WHAT YOU ARE ASKED TO DO
Would you filter the listing below so that only lines with the word "label" remain?
+++
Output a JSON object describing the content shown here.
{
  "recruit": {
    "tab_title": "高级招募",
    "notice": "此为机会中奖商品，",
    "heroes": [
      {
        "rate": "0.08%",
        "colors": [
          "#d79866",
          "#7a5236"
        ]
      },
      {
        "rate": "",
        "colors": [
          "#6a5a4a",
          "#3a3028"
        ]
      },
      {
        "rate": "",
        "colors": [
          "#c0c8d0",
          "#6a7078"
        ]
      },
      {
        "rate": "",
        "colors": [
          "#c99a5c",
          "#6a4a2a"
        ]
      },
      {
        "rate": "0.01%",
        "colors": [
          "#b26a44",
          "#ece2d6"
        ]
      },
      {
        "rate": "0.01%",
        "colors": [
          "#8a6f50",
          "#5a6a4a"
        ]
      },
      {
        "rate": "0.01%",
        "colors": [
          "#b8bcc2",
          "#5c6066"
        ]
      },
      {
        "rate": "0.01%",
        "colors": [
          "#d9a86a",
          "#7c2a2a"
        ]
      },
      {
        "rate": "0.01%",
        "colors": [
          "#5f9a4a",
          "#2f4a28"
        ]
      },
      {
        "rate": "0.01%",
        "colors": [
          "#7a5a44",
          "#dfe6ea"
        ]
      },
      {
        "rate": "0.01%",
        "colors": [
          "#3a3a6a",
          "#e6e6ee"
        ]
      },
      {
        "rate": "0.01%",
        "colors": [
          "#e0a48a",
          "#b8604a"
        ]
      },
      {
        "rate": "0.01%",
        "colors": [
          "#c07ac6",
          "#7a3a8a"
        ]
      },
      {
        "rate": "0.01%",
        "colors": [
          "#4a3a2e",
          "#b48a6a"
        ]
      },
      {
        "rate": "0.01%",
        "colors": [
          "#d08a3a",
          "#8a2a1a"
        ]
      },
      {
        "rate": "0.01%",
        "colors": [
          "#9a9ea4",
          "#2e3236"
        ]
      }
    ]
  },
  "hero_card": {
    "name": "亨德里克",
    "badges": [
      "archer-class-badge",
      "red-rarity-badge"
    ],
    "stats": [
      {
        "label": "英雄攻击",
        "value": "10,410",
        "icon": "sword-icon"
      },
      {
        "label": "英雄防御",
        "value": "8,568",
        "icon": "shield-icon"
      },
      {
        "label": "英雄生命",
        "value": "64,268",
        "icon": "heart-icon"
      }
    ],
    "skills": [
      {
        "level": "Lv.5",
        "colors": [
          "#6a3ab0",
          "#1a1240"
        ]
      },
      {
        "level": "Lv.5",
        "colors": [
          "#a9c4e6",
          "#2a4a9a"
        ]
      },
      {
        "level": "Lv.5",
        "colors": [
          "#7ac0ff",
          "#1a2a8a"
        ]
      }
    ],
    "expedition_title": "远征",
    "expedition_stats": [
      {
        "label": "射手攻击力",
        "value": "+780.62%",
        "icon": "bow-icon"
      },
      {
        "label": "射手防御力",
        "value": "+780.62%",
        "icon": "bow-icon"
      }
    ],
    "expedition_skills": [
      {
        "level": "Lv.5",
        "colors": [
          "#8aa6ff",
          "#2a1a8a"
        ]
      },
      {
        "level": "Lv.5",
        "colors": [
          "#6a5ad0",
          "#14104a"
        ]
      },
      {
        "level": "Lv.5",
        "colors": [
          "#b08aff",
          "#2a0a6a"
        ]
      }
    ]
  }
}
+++
OUTPUT FOR THIS EXERCISE
        "label": "英雄攻击",
        "label": "英雄防御",
        "label": "英雄生命",
        "label": "射手攻击力",
        "label": "射手防御力",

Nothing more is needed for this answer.